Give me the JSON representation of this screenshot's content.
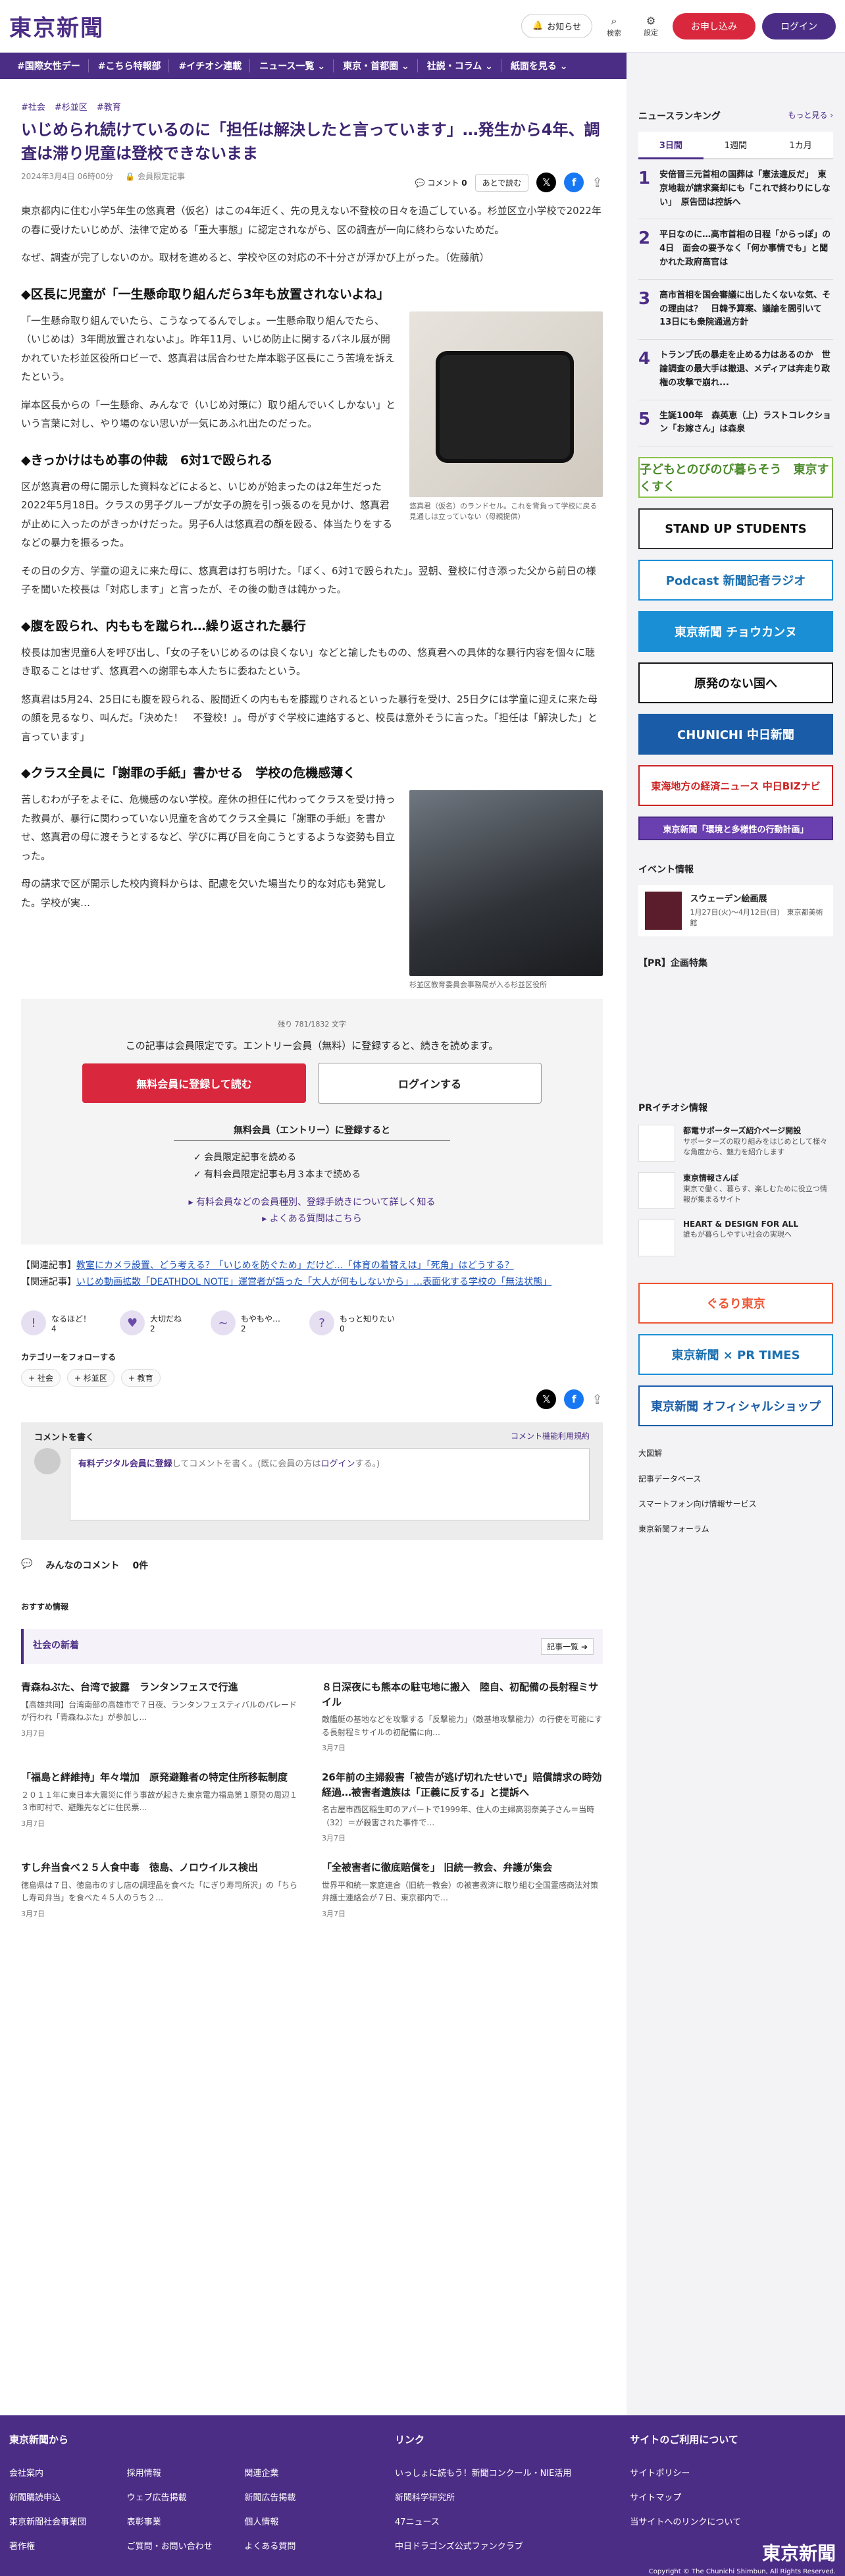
{
  "header": {
    "logo": "東京新聞",
    "notify": "お知らせ",
    "search": "検索",
    "settings": "設定",
    "register": "お申し込み",
    "login": "ログイン"
  },
  "nav": [
    "#国際女性デー",
    "#こちら特報部",
    "#イチオシ連載",
    "ニュース一覧 ⌄",
    "東京・首都圏 ⌄",
    "社説・コラム ⌄",
    "紙面を見る ⌄"
  ],
  "article": {
    "tags": [
      "#社会",
      "#杉並区",
      "#教育"
    ],
    "title": "いじめられ続けているのに「担任は解決したと言っています」…発生から4年、調査は滞り児童は登校できないまま",
    "date": "2024年3月4日 06時00分",
    "member": "会員限定記事",
    "comment_label": "コメント",
    "comment_count": "0",
    "read_later": "あとで読む",
    "p1": "東京都内に住む小学5年生の悠真君（仮名）はこの4年近く、先の見えない不登校の日々を過ごしている。杉並区立小学校で2022年の春に受けたいじめが、法律で定める「重大事態」に認定されながら、区の調査が一向に終わらないためだ。",
    "p2": "なぜ、調査が完了しないのか。取材を進めると、学校や区の対応の不十分さが浮かび上がった。（佐藤航）",
    "h1": "◆区長に児童が「一生懸命取り組んだら3年も放置されないよね」",
    "p3": "「一生懸命取り組んでいたら、こうなってるんでしょ。一生懸命取り組んでたら、（いじめは）3年間放置されないよ」。昨年11月、いじめ防止に関するパネル展が開かれていた杉並区役所ロビーで、悠真君は居合わせた岸本聡子区長にこう苦境を訴えたという。",
    "p4": "岸本区長からの「一生懸命、みんなで（いじめ対策に）取り組んでいくしかない」という言葉に対し、やり場のない思いが一気にあふれ出たのだった。",
    "cap1": "悠真君（仮名）のランドセル。これを背負って学校に戻る見通しは立っていない（母親提供）",
    "h2": "◆きっかけはもめ事の仲裁　6対1で殴られる",
    "p5": "区が悠真君の母に開示した資料などによると、いじめが始まったのは2年生だった2022年5月18日。クラスの男子グループが女子の腕を引っ張るのを見かけ、悠真君が止めに入ったのがきっかけだった。男子6人は悠真君の顔を殴る、体当たりをするなどの暴力を振るった。",
    "p6": "その日の夕方、学童の迎えに来た母に、悠真君は打ち明けた。「ぼく、6対1で殴られた」。翌朝、登校に付き添った父から前日の様子を聞いた校長は「対応します」と言ったが、その後の動きは鈍かった。",
    "h3": "◆腹を殴られ、内ももを蹴られ…繰り返された暴行",
    "p7": "校長は加害児童6人を呼び出し、「女の子をいじめるのは良くない」などと諭したものの、悠真君への具体的な暴行内容を個々に聴き取ることはせず、悠真君への謝罪も本人たちに委ねたという。",
    "p8": "悠真君は5月24、25日にも腹を殴られる、股間近くの内ももを膝蹴りされるといった暴行を受け、25日夕には学童に迎えに来た母の顔を見るなり、叫んだ。「決めた！　不登校！」。母がすぐ学校に連絡すると、校長は意外そうに言った。「担任は「解決した」と言っています」",
    "h4": "◆クラス全員に「謝罪の手紙」書かせる　学校の危機感薄く",
    "p9": "苦しむわが子をよそに、危機感のない学校。産休の担任に代わってクラスを受け持った教員が、暴行に関わっていない児童を含めてクラス全員に「謝罪の手紙」を書かせ、悠真君の母に渡そうとするなど、学びに再び目を向こうとするような姿勢も目立った。",
    "p10": "母の請求で区が開示した校内資料からは、配慮を欠いた場当たり的な対応も発覚した。学校が実…",
    "cap2": "杉並区教育委員会事務局が入る杉並区役所"
  },
  "paywall": {
    "remain": "残り 781/1832 文字",
    "msg": "この記事は会員限定です。エントリー会員（無料）に登録すると、続きを読めます。",
    "reg": "無料会員に登録して読む",
    "login": "ログインする",
    "entry_title": "無料会員（エントリー）に登録すると",
    "b1": "✓ 会員限定記事を読める",
    "b2": "✓ 有料会員限定記事も月３本まで読める",
    "l1": "▸ 有料会員などの会員種別、登録手続きについて詳しく知る",
    "l2": "▸ よくある質問はこちら"
  },
  "related": [
    {
      "label": "【関連記事】",
      "text": "教室にカメラ設置、どう考える？「いじめを防ぐため」だけど…「体育の着替えは」「死角」はどうする？"
    },
    {
      "label": "【関連記事】",
      "text": "いじめ動画拡散「DEATHDOL NOTE」運営者が語った「大人が何もしないから」…表面化する学校の「無法状態」"
    }
  ],
  "reactions": [
    {
      "l": "なるほど！",
      "c": "4"
    },
    {
      "l": "大切だね",
      "c": "2"
    },
    {
      "l": "もやもや…",
      "c": "2"
    },
    {
      "l": "もっと知りたい",
      "c": "0"
    }
  ],
  "follow": {
    "title": "カテゴリーをフォローする",
    "chips": [
      "+ 社会",
      "+ 杉並区",
      "+ 教育"
    ]
  },
  "comments": {
    "write": "コメントを書く",
    "terms": "コメント機能利用規約",
    "paid": "有料デジタル会員に登録",
    "mid": "してコメントを書く。(既に会員の方は",
    "login": "ログイン",
    "end": "する。)",
    "all": "みんなのコメント",
    "count": "0件"
  },
  "recommend": "おすすめ情報",
  "society": {
    "title": "社会の新着",
    "more": "記事一覧 ➔",
    "items": [
      {
        "t": "青森ねぶた、台湾で披露　ランタンフェスで行進",
        "b": "【高雄共同】台湾南部の高雄市で７日夜、ランタンフェスティバルのパレードが行われ「青森ねぶた」が参加し…",
        "d": "3月7日"
      },
      {
        "t": "８日深夜にも熊本の駐屯地に搬入　陸自、初配備の長射程ミサイル",
        "b": "敵艦艇の基地などを攻撃する「反撃能力」（敵基地攻撃能力）の行使を可能にする長射程ミサイルの初配備に向…",
        "d": "3月7日"
      },
      {
        "t": "「福島と絆維持」年々増加　原発避難者の特定住所移転制度",
        "b": "２０１１年に東日本大震災に伴う事故が起きた東京電力福島第１原発の周辺１３市町村で、避難先などに住民票…",
        "d": "3月7日"
      },
      {
        "t": "26年前の主婦殺害「被告が逃げ切れたせいで」賠償請求の時効経過…被害者遺族は「正義に反する」と提訴へ",
        "b": "名古屋市西区稲生町のアパートで1999年、住人の主婦高羽奈美子さん＝当時（32）＝が殺害された事件で…",
        "d": "3月7日"
      },
      {
        "t": "すし弁当食べ２５人食中毒　徳島、ノロウイルス検出",
        "b": "徳島県は７日、徳島市のすし店の調理品を食べた「にぎり寿司所沢」の「ちらし寿司弁当」を食べた４５人のうち２…",
        "d": "3月7日"
      },
      {
        "t": "「全被害者に徹底賠償を」 旧統一教会、弁護が集会",
        "b": "世界平和統一家庭連合（旧統一教会）の被害救済に取り組む全国霊感商法対策弁護士連絡会が７日、東京都内で…",
        "d": "3月7日"
      }
    ]
  },
  "sidebar": {
    "ranking_title": "ニュースランキング",
    "more": "もっと見る ›",
    "tabs": [
      "3日間",
      "1週間",
      "1カ月"
    ],
    "items": [
      {
        "n": "1",
        "t": "安倍晋三元首相の国葬は「憲法違反だ」　東京地裁が請求棄却にも「これで終わりにしない」　原告団は控訴へ"
      },
      {
        "n": "2",
        "t": "平日なのに…高市首相の日程「からっぽ」の4日　面会の要予なく「何か事情でも」と聞かれた政府高官は"
      },
      {
        "n": "3",
        "t": "高市首相を国会審議に出したくないな気、その理由は？　日韓予算案、議論を間引いて13日にも衆院通過方針"
      },
      {
        "n": "4",
        "t": "トランプ氏の暴走を止める力はあるのか　世論調査の最大手は撤退、メディアは奔走り政権の攻撃で崩れ..."
      },
      {
        "n": "5",
        "t": "生誕100年　森英恵（上）ラストコレクション「お嫁さん」は森泉"
      }
    ],
    "banners": [
      "子どもとのびのび暮らそう　東京すくすく",
      "STAND UP STUDENTS",
      "Podcast 新聞記者ラジオ",
      "東京新聞 チョウカンヌ",
      "原発のない国へ",
      "CHUNICHI 中日新聞",
      "東海地方の経済ニュース 中日BIZナビ",
      "東京新聞「環境と多様性の行動計画」"
    ],
    "events_title": "イベント情報",
    "event": {
      "t": "スウェーデン絵画展",
      "d": "1月27日(火)～4月12日(日)　東京都美術館"
    },
    "pr_title": "【PR】企画特集",
    "pr2_title": "PRイチオシ情報",
    "pr_items": [
      {
        "t": "都電サポーターズ紹介ページ開設",
        "b": "サポーターズの取り組みをはじめとして様々な角度から、魅力を紹介します"
      },
      {
        "t": "東京情報さんぽ",
        "b": "東京で働く、暮らす、楽しむために役立つ情報が集まるサイト"
      },
      {
        "t": "HEART & DESIGN FOR ALL",
        "b": "誰もが暮らしやすい社会の実現へ"
      }
    ],
    "shop_banners": [
      "ぐるり東京",
      "東京新聞 × PR TIMES",
      "東京新聞 オフィシャルショップ"
    ],
    "links": [
      "大図解",
      "記事データベース",
      "スマートフォン向け情報サービス",
      "東京新聞フォーラム"
    ]
  },
  "footer": {
    "c1": "東京新聞から",
    "c1a": [
      "会社案内",
      "新聞購読申込",
      "東京新聞社会事業団",
      "著作権"
    ],
    "c1b": [
      "採用情報",
      "ウェブ広告掲載",
      "表彰事業",
      "ご質問・お問い合わせ"
    ],
    "c1c": [
      "関連企業",
      "新聞広告掲載",
      "個人情報",
      "よくある質問"
    ],
    "c2": "リンク",
    "c2a": [
      "いっしょに読もう！新聞コンクール・NIE活用",
      "新聞科学研究所",
      "47ニュース",
      "中日ドラゴンズ公式ファンクラブ"
    ],
    "c3": "サイトのご利用について",
    "c3a": [
      "サイトポリシー",
      "サイトマップ",
      "当サイトへのリンクについて"
    ],
    "logo": "東京新聞",
    "copy": "Copyright © The Chunichi Shimbun, All Rights Reserved."
  }
}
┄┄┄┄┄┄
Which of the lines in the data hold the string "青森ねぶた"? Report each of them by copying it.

        "t": "青森ねぶた、台湾で披露　ランタンフェスで行進",
        "b": "【高雄共同】台湾南部の高雄市で７日夜、ランタンフェスティバルのパレードが行われ「青森ねぶた」が参加し…",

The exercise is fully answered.